- Exercise instructions -
Show every line of the material that follows in which the word "size" occurs.

[Given data — start]

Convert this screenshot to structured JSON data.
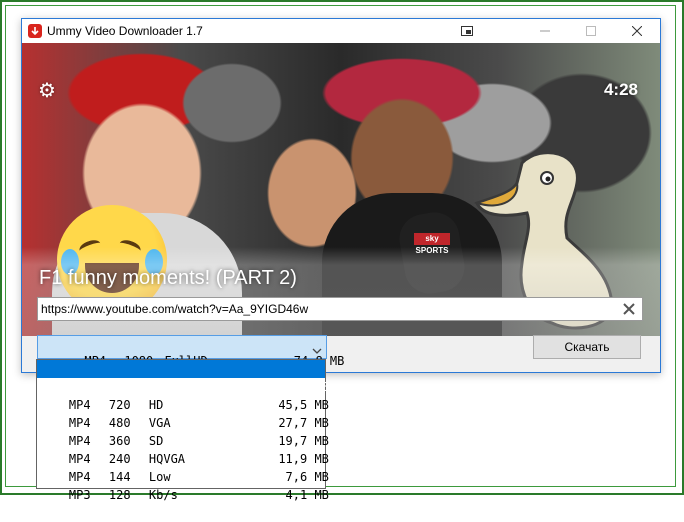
{
  "window": {
    "title": "Ummy Video Downloader 1.7"
  },
  "preview": {
    "duration": "4:28",
    "video_title": "F1 funny moments! (PART 2)",
    "mic_label": "sky SPORTS"
  },
  "url_field": {
    "value": "https://www.youtube.com/watch?v=Aa_9YIGD46w"
  },
  "format_select": {
    "selected": {
      "container": "MP4",
      "resolution": "1080",
      "quality": "FullHD",
      "size": "74,8 MB"
    }
  },
  "download_button": {
    "label": "Скачать"
  },
  "dropdown": {
    "options": [
      {
        "container": "MP4",
        "resolution": "1080",
        "quality": "FullHD",
        "size": "74,8 MB"
      },
      {
        "container": "MP4",
        "resolution": "720",
        "quality": "HD",
        "size": "45,5 MB"
      },
      {
        "container": "MP4",
        "resolution": "480",
        "quality": "VGA",
        "size": "27,7 MB"
      },
      {
        "container": "MP4",
        "resolution": "360",
        "quality": "SD",
        "size": "19,7 MB"
      },
      {
        "container": "MP4",
        "resolution": "240",
        "quality": "HQVGA",
        "size": "11,9 MB"
      },
      {
        "container": "MP4",
        "resolution": "144",
        "quality": "Low",
        "size": "7,6 MB"
      },
      {
        "container": "MP3",
        "resolution": "128",
        "quality": "Kb/s",
        "size": "4,1 MB"
      }
    ],
    "selected_index": 0
  },
  "icons": {
    "app": "download-icon",
    "settings": "gear-icon",
    "clear": "close-icon",
    "dropdown": "chevron-down-icon"
  },
  "colors": {
    "accent": "#0078d7",
    "select_bg": "#cce4f7",
    "app_icon": "#d9251d"
  }
}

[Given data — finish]

- Task output -
      "size": "74,8 MB"
        "size": "74,8 MB"
        "size": "45,5 MB"
        "size": "27,7 MB"
        "size": "19,7 MB"
        "size": "11,9 MB"
        "size": "7,6 MB"
        "size": "4,1 MB"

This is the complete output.